Each entry should be returned exactly as written, with no pictures carried over.

/---

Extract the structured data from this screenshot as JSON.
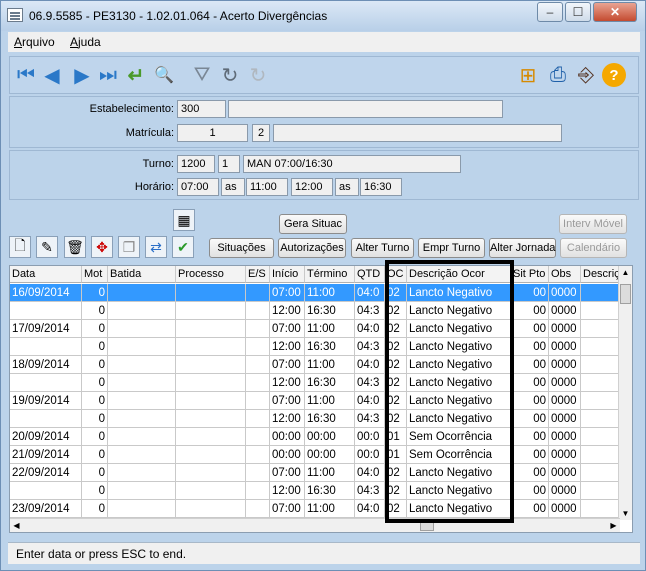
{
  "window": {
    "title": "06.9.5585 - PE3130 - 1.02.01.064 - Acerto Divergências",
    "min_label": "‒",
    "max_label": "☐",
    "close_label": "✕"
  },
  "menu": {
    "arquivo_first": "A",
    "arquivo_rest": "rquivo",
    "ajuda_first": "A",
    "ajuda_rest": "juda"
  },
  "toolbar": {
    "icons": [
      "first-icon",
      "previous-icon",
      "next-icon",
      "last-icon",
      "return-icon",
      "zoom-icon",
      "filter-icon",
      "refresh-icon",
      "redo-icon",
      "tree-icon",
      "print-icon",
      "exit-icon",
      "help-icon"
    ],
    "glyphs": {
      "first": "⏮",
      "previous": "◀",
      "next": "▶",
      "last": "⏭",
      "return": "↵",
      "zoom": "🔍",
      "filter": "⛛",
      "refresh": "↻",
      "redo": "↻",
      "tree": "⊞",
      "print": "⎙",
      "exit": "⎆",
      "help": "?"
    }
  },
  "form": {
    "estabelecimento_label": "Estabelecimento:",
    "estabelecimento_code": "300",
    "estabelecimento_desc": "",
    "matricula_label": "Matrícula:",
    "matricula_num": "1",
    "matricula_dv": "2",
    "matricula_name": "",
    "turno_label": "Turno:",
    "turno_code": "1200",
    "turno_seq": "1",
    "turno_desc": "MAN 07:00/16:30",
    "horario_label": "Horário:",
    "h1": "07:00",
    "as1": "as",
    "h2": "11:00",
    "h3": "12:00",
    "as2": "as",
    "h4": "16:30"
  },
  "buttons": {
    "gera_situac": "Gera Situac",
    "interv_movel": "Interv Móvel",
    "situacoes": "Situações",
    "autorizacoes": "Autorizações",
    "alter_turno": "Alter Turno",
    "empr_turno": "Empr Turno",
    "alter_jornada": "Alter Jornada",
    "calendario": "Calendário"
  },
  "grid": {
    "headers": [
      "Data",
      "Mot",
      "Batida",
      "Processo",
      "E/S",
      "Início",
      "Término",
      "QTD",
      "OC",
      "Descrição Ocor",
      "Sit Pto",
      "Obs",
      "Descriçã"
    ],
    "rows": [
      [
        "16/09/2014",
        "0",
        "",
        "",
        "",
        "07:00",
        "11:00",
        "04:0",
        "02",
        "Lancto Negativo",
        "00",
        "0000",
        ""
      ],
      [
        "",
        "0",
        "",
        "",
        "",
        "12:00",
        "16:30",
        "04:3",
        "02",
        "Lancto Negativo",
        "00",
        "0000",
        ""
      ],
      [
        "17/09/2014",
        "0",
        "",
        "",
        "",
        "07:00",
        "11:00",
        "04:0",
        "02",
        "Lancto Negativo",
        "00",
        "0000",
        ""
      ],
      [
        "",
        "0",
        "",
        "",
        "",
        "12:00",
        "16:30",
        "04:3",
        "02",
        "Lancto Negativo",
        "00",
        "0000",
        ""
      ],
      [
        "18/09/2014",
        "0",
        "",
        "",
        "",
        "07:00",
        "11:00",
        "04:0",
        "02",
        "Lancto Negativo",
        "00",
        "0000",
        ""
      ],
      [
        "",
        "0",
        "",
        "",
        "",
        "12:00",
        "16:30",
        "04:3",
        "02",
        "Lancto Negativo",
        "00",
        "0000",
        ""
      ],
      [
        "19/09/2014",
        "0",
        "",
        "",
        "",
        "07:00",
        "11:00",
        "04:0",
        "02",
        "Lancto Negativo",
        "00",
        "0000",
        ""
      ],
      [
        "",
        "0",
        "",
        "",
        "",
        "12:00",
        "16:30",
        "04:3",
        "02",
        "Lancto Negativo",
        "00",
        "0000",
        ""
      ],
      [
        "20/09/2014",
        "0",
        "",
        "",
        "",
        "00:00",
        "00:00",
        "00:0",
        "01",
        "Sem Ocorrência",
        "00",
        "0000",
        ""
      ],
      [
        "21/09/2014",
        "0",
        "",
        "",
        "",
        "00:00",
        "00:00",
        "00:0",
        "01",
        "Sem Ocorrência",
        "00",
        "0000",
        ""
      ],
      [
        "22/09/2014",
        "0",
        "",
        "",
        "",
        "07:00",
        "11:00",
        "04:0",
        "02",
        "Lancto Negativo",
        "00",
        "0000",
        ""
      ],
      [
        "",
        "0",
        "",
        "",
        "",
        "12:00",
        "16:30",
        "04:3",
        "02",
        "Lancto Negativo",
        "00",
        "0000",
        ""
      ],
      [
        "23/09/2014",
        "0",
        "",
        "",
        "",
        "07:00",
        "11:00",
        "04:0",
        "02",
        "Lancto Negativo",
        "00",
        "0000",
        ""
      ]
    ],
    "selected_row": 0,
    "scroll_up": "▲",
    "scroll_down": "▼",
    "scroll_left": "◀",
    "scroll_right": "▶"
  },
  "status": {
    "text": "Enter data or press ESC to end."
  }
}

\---

§ **Answer for the task**
Extract the structured data from this screenshot as JSON.
{
  "window": {
    "title": "06.9.5585 - PE3130 - 1.02.01.064 - Acerto Divergências",
    "min_label": "‒",
    "max_label": "☐",
    "close_label": "✕"
  },
  "menu": {
    "arquivo_first": "A",
    "arquivo_rest": "rquivo",
    "ajuda_first": "A",
    "ajuda_rest": "juda"
  },
  "toolbar": {
    "icons": [
      "first-icon",
      "previous-icon",
      "next-icon",
      "last-icon",
      "return-icon",
      "zoom-icon",
      "filter-icon",
      "refresh-icon",
      "redo-icon",
      "tree-icon",
      "print-icon",
      "exit-icon",
      "help-icon"
    ],
    "glyphs": {
      "first": "⏮",
      "previous": "◀",
      "next": "▶",
      "last": "⏭",
      "return": "↵",
      "zoom": "🔍",
      "filter": "⛛",
      "refresh": "↻",
      "redo": "↻",
      "tree": "⊞",
      "print": "⎙",
      "exit": "⎆",
      "help": "?"
    }
  },
  "form": {
    "estabelecimento_label": "Estabelecimento:",
    "estabelecimento_code": "300",
    "estabelecimento_desc": "",
    "matricula_label": "Matrícula:",
    "matricula_num": "1",
    "matricula_dv": "2",
    "matricula_name": "",
    "turno_label": "Turno:",
    "turno_code": "1200",
    "turno_seq": "1",
    "turno_desc": "MAN 07:00/16:30",
    "horario_label": "Horário:",
    "h1": "07:00",
    "as1": "as",
    "h2": "11:00",
    "h3": "12:00",
    "as2": "as",
    "h4": "16:30"
  },
  "buttons": {
    "gera_situac": "Gera Situac",
    "interv_movel": "Interv Móvel",
    "situacoes": "Situações",
    "autorizacoes": "Autorizações",
    "alter_turno": "Alter Turno",
    "empr_turno": "Empr Turno",
    "alter_jornada": "Alter Jornada",
    "calendario": "Calendário"
  },
  "grid": {
    "headers": [
      "Data",
      "Mot",
      "Batida",
      "Processo",
      "E/S",
      "Início",
      "Término",
      "QTD",
      "OC",
      "Descrição Ocor",
      "Sit Pto",
      "Obs",
      "Descriçã"
    ],
    "rows": [
      [
        "16/09/2014",
        "0",
        "",
        "",
        "",
        "07:00",
        "11:00",
        "04:0",
        "02",
        "Lancto Negativo",
        "00",
        "0000",
        ""
      ],
      [
        "",
        "0",
        "",
        "",
        "",
        "12:00",
        "16:30",
        "04:3",
        "02",
        "Lancto Negativo",
        "00",
        "0000",
        ""
      ],
      [
        "17/09/2014",
        "0",
        "",
        "",
        "",
        "07:00",
        "11:00",
        "04:0",
        "02",
        "Lancto Negativo",
        "00",
        "0000",
        ""
      ],
      [
        "",
        "0",
        "",
        "",
        "",
        "12:00",
        "16:30",
        "04:3",
        "02",
        "Lancto Negativo",
        "00",
        "0000",
        ""
      ],
      [
        "18/09/2014",
        "0",
        "",
        "",
        "",
        "07:00",
        "11:00",
        "04:0",
        "02",
        "Lancto Negativo",
        "00",
        "0000",
        ""
      ],
      [
        "",
        "0",
        "",
        "",
        "",
        "12:00",
        "16:30",
        "04:3",
        "02",
        "Lancto Negativo",
        "00",
        "0000",
        ""
      ],
      [
        "19/09/2014",
        "0",
        "",
        "",
        "",
        "07:00",
        "11:00",
        "04:0",
        "02",
        "Lancto Negativo",
        "00",
        "0000",
        ""
      ],
      [
        "",
        "0",
        "",
        "",
        "",
        "12:00",
        "16:30",
        "04:3",
        "02",
        "Lancto Negativo",
        "00",
        "0000",
        ""
      ],
      [
        "20/09/2014",
        "0",
        "",
        "",
        "",
        "00:00",
        "00:00",
        "00:0",
        "01",
        "Sem Ocorrência",
        "00",
        "0000",
        ""
      ],
      [
        "21/09/2014",
        "0",
        "",
        "",
        "",
        "00:00",
        "00:00",
        "00:0",
        "01",
        "Sem Ocorrência",
        "00",
        "0000",
        ""
      ],
      [
        "22/09/2014",
        "0",
        "",
        "",
        "",
        "07:00",
        "11:00",
        "04:0",
        "02",
        "Lancto Negativo",
        "00",
        "0000",
        ""
      ],
      [
        "",
        "0",
        "",
        "",
        "",
        "12:00",
        "16:30",
        "04:3",
        "02",
        "Lancto Negativo",
        "00",
        "0000",
        ""
      ],
      [
        "23/09/2014",
        "0",
        "",
        "",
        "",
        "07:00",
        "11:00",
        "04:0",
        "02",
        "Lancto Negativo",
        "00",
        "0000",
        ""
      ]
    ],
    "selected_row": 0,
    "scroll_up": "▲",
    "scroll_down": "▼",
    "scroll_left": "◀",
    "scroll_right": "▶"
  },
  "status": {
    "text": "Enter data or press ESC to end."
  }
}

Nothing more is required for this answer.